2. Be sure to obtain current physical and mental health information about the child you are considering adopting.

Such information should be made available through the orphanage, through physicians and through the agency coordinating the adoption process. Physicians in this country are available for a small fee to examine those records, as well as photos and videos of the subject child. Such evaluations help an adoptive family understand the issues they may expect if the adoption of that child goes through. Conversely, the information may persuade a family not to take a child for adoption after concluding that the degree of mental or physical health needs of the child cannot be met in that household of the prospective adoptive parents. Information about physicians willing to examine medical information from the sending country can usually be obtained from the nearest children’s hospital.
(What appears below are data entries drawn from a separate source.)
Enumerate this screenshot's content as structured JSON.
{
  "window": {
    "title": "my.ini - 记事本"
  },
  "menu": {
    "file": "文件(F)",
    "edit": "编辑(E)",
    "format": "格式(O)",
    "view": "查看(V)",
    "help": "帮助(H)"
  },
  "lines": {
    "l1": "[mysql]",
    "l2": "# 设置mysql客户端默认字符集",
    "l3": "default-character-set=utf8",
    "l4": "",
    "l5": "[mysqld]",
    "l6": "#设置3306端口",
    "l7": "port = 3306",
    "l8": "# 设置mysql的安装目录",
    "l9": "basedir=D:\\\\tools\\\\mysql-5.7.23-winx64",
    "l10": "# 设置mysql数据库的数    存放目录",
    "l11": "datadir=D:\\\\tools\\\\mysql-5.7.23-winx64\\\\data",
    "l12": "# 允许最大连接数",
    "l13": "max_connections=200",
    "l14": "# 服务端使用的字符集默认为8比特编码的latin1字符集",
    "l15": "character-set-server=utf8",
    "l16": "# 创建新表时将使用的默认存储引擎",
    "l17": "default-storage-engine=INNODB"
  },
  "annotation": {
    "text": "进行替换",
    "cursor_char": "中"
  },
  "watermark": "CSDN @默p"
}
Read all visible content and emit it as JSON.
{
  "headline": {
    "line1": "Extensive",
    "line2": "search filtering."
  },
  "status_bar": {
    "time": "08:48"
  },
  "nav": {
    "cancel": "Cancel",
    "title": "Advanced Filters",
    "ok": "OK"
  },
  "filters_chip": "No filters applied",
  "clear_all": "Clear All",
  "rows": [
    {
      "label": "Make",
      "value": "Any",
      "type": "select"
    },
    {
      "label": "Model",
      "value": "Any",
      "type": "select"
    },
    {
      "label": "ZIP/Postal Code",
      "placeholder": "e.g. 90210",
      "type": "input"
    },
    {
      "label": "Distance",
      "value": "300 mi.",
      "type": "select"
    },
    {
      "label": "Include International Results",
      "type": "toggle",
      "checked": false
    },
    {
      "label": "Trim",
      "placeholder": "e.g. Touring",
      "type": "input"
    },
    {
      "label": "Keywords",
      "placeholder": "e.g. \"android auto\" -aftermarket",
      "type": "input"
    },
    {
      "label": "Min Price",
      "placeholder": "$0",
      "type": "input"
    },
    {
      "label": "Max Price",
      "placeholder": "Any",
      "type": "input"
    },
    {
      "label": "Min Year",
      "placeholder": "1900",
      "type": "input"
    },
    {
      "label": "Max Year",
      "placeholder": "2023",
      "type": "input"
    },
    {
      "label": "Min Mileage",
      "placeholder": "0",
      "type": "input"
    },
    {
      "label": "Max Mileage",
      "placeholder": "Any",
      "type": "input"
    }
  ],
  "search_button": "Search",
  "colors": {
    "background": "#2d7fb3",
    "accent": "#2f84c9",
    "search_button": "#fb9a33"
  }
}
Family Law Articles & Publications

The Spring, 2017 edition (Vol. 51, No. 1) of the Family Law Quarterly offers an update onSpousal Support in Practice.

Articles include:

A Survey of Lawyers’ Observations About the Principles Governing the award of Spousal Support Throughout the United States
By J. Thomas Oldham

A Nationwide Review of Alimony Legislation, 2007-2016
By Laura W. Morgan

New York’s Spousal Maintenance Guidelines
By Elena Karabatos & Eric A. Tepper

For ordering or subscription information (the current issue may not be available yet), please visit the Family Law Quarterly web site.

Contributing Editors

Our contributing editors include:

We Thank Them for Their Contributions!

Attorney Gregg Herman is a founding partner of Loeb & Herman, LLC in Milwaukee, WI. He practices family law exclusively, and can be reached via e-mail or by calling (414) 272-5632.